Telecom may be emphasising DSL as its ubiquitous last-mile IP delivery solution, but it is at the same time trialling optical fibre networking for residential and commercial premises at the Flat Bush greenfield subdivision in Manukau, south Auckland.
The fibre to the premises (FTTP) pilot was announced mid-August and is “early in the planning and development stages”, according to Telecom’s general manager of technology investment, Stephen Crombie.
Crombie says the trial is in two parts, with residential and commercial components, but it has some 18 months' more work left before becoming fully operational.
Telecom wants to use the Flat Bush pilot as a testbed for a developing “innovative services” beyond the usual internet connections, according to Crombie. Some of these services include video on demand and, ultimately, voice over the fibre link, says Crombie.
While the residential service details are “not fully finalised yet”, Crombie says the commercial service will be similar to Telecom's Metro Ethernet product. No pricing is available yet for either the residential or the commercial services and Crombie won't reveal specifications at this stage.
Telecom hasn’t yet decided on the suppliers for the pilot, but Crombie says Alcatel is involved.
Asked if the Flat Bush pilot spelt the beginning of the end of DSL, Crombie says no, adding that “optical fibre is still significantly more costly”. Using existing copper wiring and running DSL over it is still Telecom’s choise of “mass-scale technology” for delivering IP networking to premises, he says.
“It’s a big leap for us to deploy fibre into residential areas,” Crombie says. The Flat Bush pilot aims to gauge the market interest in fast networking delivered over optical fibre, which in turn will influence future such deployments by Telecom.
Fibre-optic connections to premises are starting to take off in New Zealand, with networks being rolled out in Palmerston North by Inspired Networks and in South Auckland by Counties Power/Wired Country.
In Japan, a government-sponsored initiative starting next year seeks to deliver IP connections of up to 10Gbit/s to premises using optical fibre by 2010. Currently, Japanese internet customers can get 100Mbit/s over optical fibre.

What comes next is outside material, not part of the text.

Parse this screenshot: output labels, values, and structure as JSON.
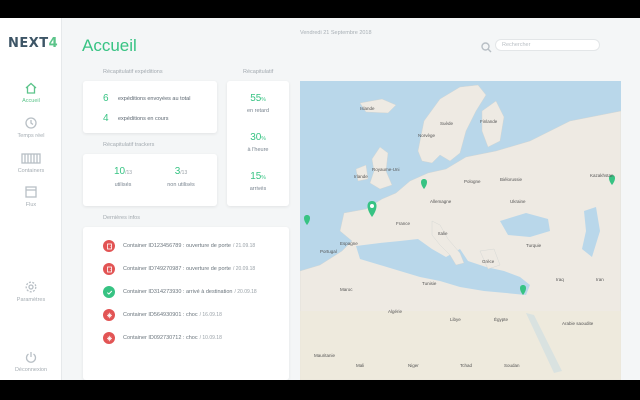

The goal for the Japanese is to develop technology that doesn’t require “media conversion” or translating optical signals into electrical ones. The conversion is complicated and introduces latency that hampers transmission efficiency. The Japanese hope that by developing “conversion-less” technology, they will not only gain a hundred-fold boost in speed but also make their network equipment industry more competitive.